I need to copy a directory from one place to another. OK - I guess I could live with that if that's the way it has to be.
I want all the files, both in the source and the destination, to have the Access, Modify, and Change timestamps they had before I began the copy. The directory has 3 million files spread out over tens of thousands of subdirectories going 20 levels deep, so anything that handles files individually is not practical. Your post seems more to be about just how to mirror data or something right? But it also changes the access timestamp at the destination.
rsync is a fast and extraordinarily versatile file copying tool.

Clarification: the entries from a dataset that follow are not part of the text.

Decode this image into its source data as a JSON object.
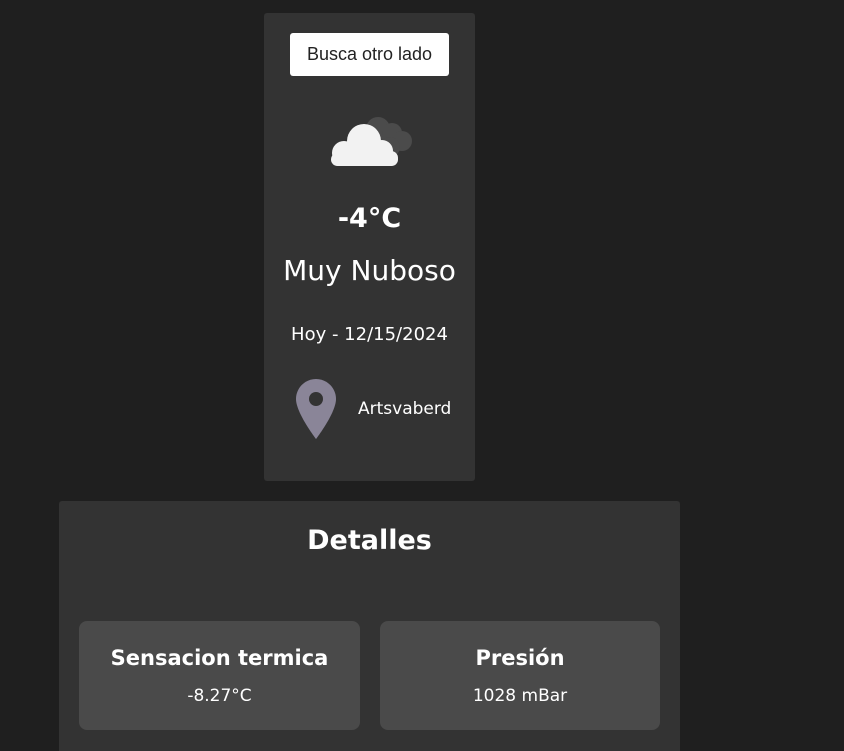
{
  "search": {
    "button_label": "Busca otro lado"
  },
  "current": {
    "icon": "cloud-icon",
    "temperature": "-4°C",
    "condition": "Muy Nuboso",
    "date": "Hoy - 12/15/2024",
    "location_icon": "location-pin-icon",
    "location": "Artsvaberd"
  },
  "details": {
    "title": "Detalles",
    "items": [
      {
        "label": "Sensacion termica",
        "value": "-8.27°C"
      },
      {
        "label": "Presión",
        "value": "1028 mBar"
      }
    ]
  },
  "colors": {
    "background": "#1f1f1f",
    "card": "#333333",
    "tile": "#4a4a4a",
    "pin": "#8a8598",
    "cloud_front": "#f2f2f2",
    "cloud_back": "#4b4b4b"
  }
}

It can copy locally, to/from another host over any remote shell, or to/from a remote rsync daemon.
Welcome to Linux Questions.org, a friendly and active Linux Community. By joining our community you will have the ability to post topics, receive our newsletter, use the advanced search, subscribe to threads and access many other special features. For more advanced trainees it can be a desktop reference, and a collection of the base knowledge needed to proceed with system and network administration.
Note that registered members see fewer ads, and Content Link is completely disabled once you log in. Visit the following links: Site Howto | Site FAQ | Sitemap | Register Now If you have any problems with the registration process or your account login, please contact us. This guide was created as an overview of the Linux Operating System, geared toward new users as an exploration tour and getting started guide, with exercises at the end of each chapter.

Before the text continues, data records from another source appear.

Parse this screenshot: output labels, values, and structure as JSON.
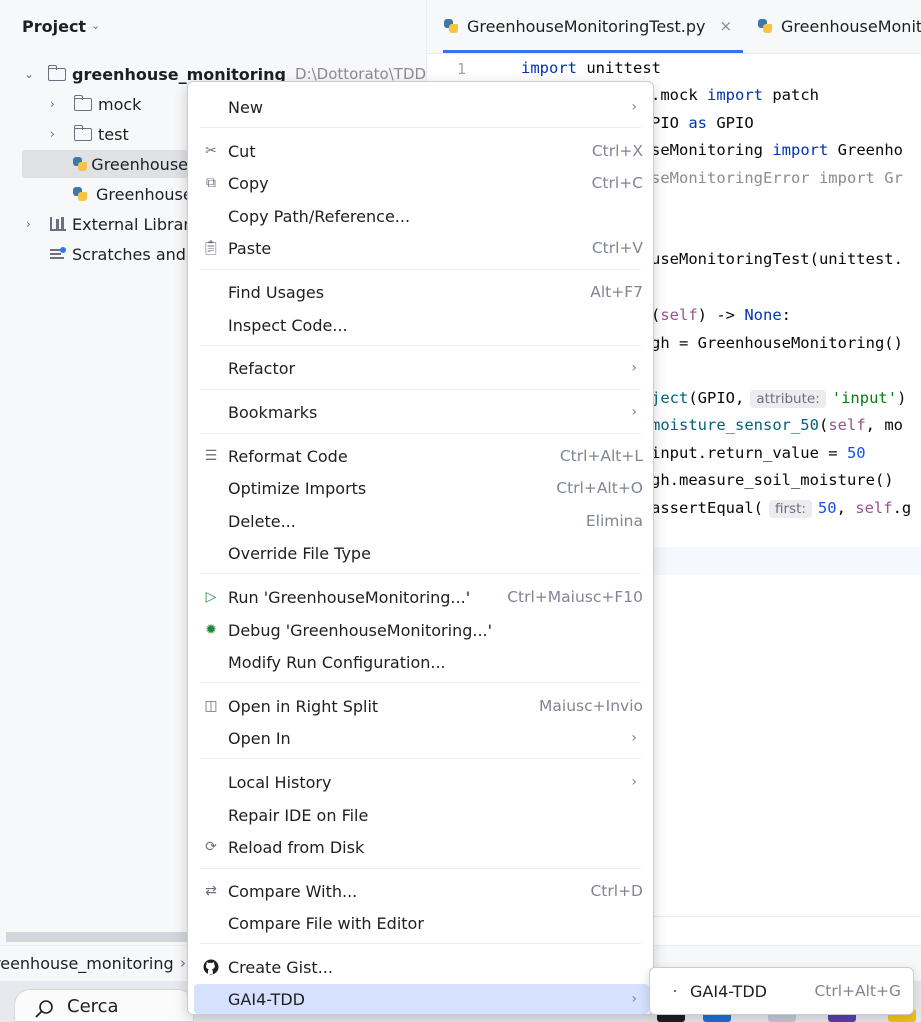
{
  "project_panel": {
    "title": "Project",
    "tree": [
      {
        "label": "greenhouse_monitoring",
        "path": "D:\\Dottorato\\TDD_"
      },
      {
        "label": "mock"
      },
      {
        "label": "test"
      },
      {
        "label": "Greenhouse"
      },
      {
        "label": "Greenhouse"
      },
      {
        "label": "External Librari"
      },
      {
        "label": "Scratches and"
      }
    ]
  },
  "editor": {
    "tabs": [
      {
        "label": "GreenhouseMonitoringTest.py",
        "close": "×"
      },
      {
        "label": "GreenhouseMonito"
      }
    ],
    "line_number": "1",
    "code": {
      "l1_kw": "import",
      "l1_rest": " unittest",
      "l2_a": ".mock ",
      "l2_kw": "import",
      "l2_b": " patch",
      "l3_a": "PIO ",
      "l3_kw": "as",
      "l3_b": " GPIO",
      "l4_a": "seMonitoring ",
      "l4_kw": "import",
      "l4_b": " Greenho",
      "l5": "seMonitoringError import Gr",
      "l6": "useMonitoringTest(unittest.",
      "l7_a": "(",
      "l7_self": "self",
      "l7_b": ") -> ",
      "l7_kw": "None",
      "l7_c": ":",
      "l8": "gh = GreenhouseMonitoring()",
      "l9_fn": "ject",
      "l9_a": "(GPIO,",
      "l9_hint": "attribute:",
      "l9_str": "'input'",
      "l9_b": ")",
      "l10_fn": "moisture_sensor_50",
      "l10_a": "(",
      "l10_self": "self",
      "l10_b": ", mo",
      "l11_a": "input.return_value = ",
      "l11_num": "50",
      "l12": "gh.measure_soil_moisture()",
      "l13_a": "assertEqual(",
      "l13_hint": "first:",
      "l13_num": "50",
      "l13_b": ", ",
      "l13_self": "self",
      "l13_c": ".g"
    }
  },
  "context_menu": {
    "items": [
      {
        "label": "New"
      },
      {
        "label": "Cut",
        "shortcut": "Ctrl+X"
      },
      {
        "label": "Copy",
        "shortcut": "Ctrl+C"
      },
      {
        "label": "Copy Path/Reference..."
      },
      {
        "label": "Paste",
        "shortcut": "Ctrl+V"
      },
      {
        "label": "Find Usages",
        "shortcut": "Alt+F7"
      },
      {
        "label": "Inspect Code..."
      },
      {
        "label": "Refactor"
      },
      {
        "label": "Bookmarks"
      },
      {
        "label": "Reformat Code",
        "shortcut": "Ctrl+Alt+L"
      },
      {
        "label": "Optimize Imports",
        "shortcut": "Ctrl+Alt+O"
      },
      {
        "label": "Delete...",
        "shortcut": "Elimina"
      },
      {
        "label": "Override File Type"
      },
      {
        "label": "Run 'GreenhouseMonitoring...'",
        "shortcut": "Ctrl+Maiusc+F10"
      },
      {
        "label": "Debug 'GreenhouseMonitoring...'"
      },
      {
        "label": "Modify Run Configuration..."
      },
      {
        "label": "Open in Right Split",
        "shortcut": "Maiusc+Invio"
      },
      {
        "label": "Open In"
      },
      {
        "label": "Local History"
      },
      {
        "label": "Repair IDE on File"
      },
      {
        "label": "Reload from Disk"
      },
      {
        "label": "Compare With...",
        "shortcut": "Ctrl+D"
      },
      {
        "label": "Compare File with Editor"
      },
      {
        "label": "Create Gist..."
      },
      {
        "label": "GAI4-TDD"
      }
    ]
  },
  "submenu": {
    "label": "GAI4-TDD",
    "shortcut": "Ctrl+Alt+G"
  },
  "breadcrumb": {
    "text": "reenhouse_monitoring",
    "sep": "›"
  },
  "taskbar": {
    "search_placeholder": "Cerca"
  },
  "colors": {
    "accent": "#3574f0",
    "highlight": "#d5e1ff",
    "keyword": "#0033b3",
    "string": "#067d17"
  }
}
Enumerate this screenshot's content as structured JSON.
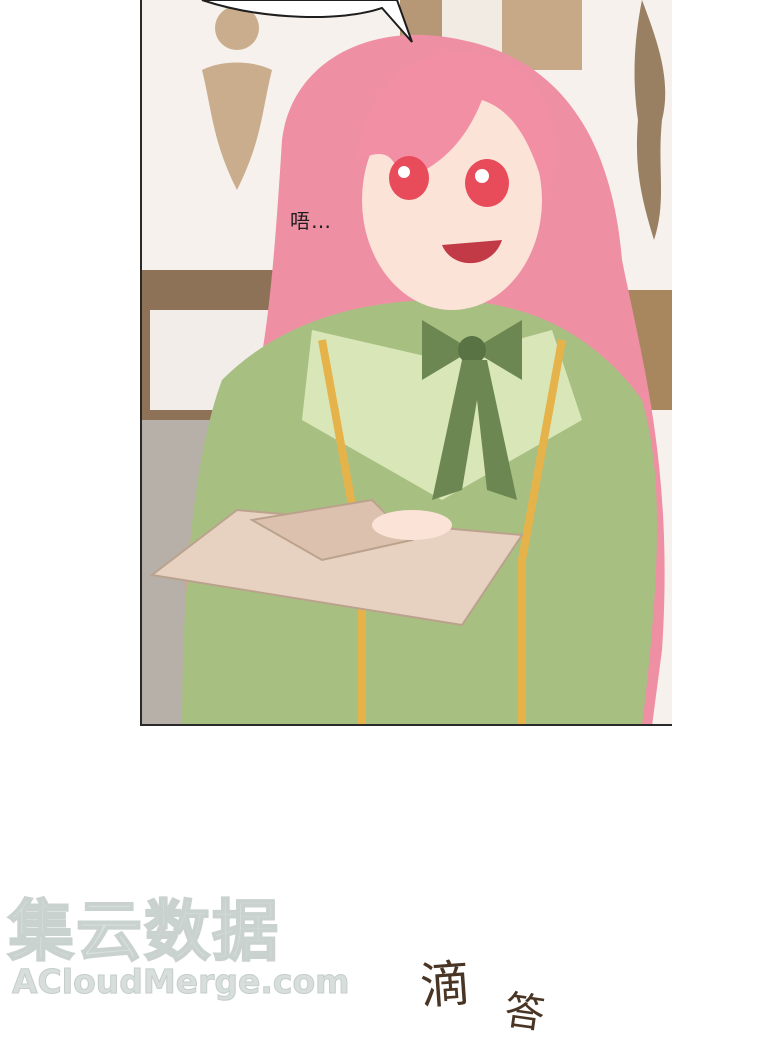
{
  "panel": {
    "mumble_text": "唔…"
  },
  "watermark": {
    "chinese": "集云数据",
    "english": "ACloudMerge.com"
  },
  "sfx": {
    "drip_1": "滴",
    "drip_2": "答"
  },
  "colors": {
    "hair": "#f08aa0",
    "uniform": "#9fb77a",
    "bow": "#6c8752",
    "envelope": "#e7d2c2",
    "trim": "#e6b34b",
    "background_wall": "#f5efe8",
    "wood": "#a98766"
  }
}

I've found that cp, rsync, and tar each offer options that preserve some of the timestamps, but I can't find a way to preserve all of them. The directory has 3 million files spread out over tens of thousands of subdirectories going 20 levels deep, so anything that handles files individually is not practical. So, there are only a few layers in the storage stack to begin with, and you need to chose where you'll copy: block level? If I use cp -p, it won't change the access timestamp at the destination, but it changes it at the source. tar -C work/ -cf - | ssh hpmedia 'tar -C rsynctest -xvf - home.png' ssh hpmedia stat rsynctest/File: `rsynctest/home.png' Size: 4624 Blocks: 24 IO Block: 4096 regular file Device: 831h/2097d Inode: 7676168 Links: 1 Access: (0640/-rw-r-----) Uid: ( 1000/jschiwal) Gid: ( 1000/jschiwal) Access: 2009-07-27 .000000000 -0500 Modify: 2009-07-27 .000000000 -0500 Change: 2009-07-27 .000000000 -0500 [email protected]:~ stat work/File: `work/home.png' Size: 4624 Blocks: 16 IO Block: 4096 regular file Device: 807h/2055d Inode: 1114126 Links: 1 Access: (0640/-rw-r-----) Uid: ( 1000/jschiwal) Gid: ( 1000/jschiwal) Access: 2009-07-27 .000000000 -0500 Modify: 2009-07-27 .000000000 -0500 Change: 2009-07-27 .000000000 -0500Just out of curiosity, why are you so concerned about change time?
It is related to the inode and it is transparent to many commands, which on the contrary refer to the modification and/or the access time to work properly.Update: And which OS are you running BC4 beta on, and the source side?Hello, That option should only cover the Creation Date timestamp, and not effect the Last Modified timestamp.It offers a large number of options that control every aspect of its behavior and permit very flexible specification of the set of files to be copied.It is famous for its delta-transfer algorithm, which reduces the amount of data sent over the network by sending only the differences between the source files and the existing files in the destination. Please visit this page to clear all LQ-related cookies.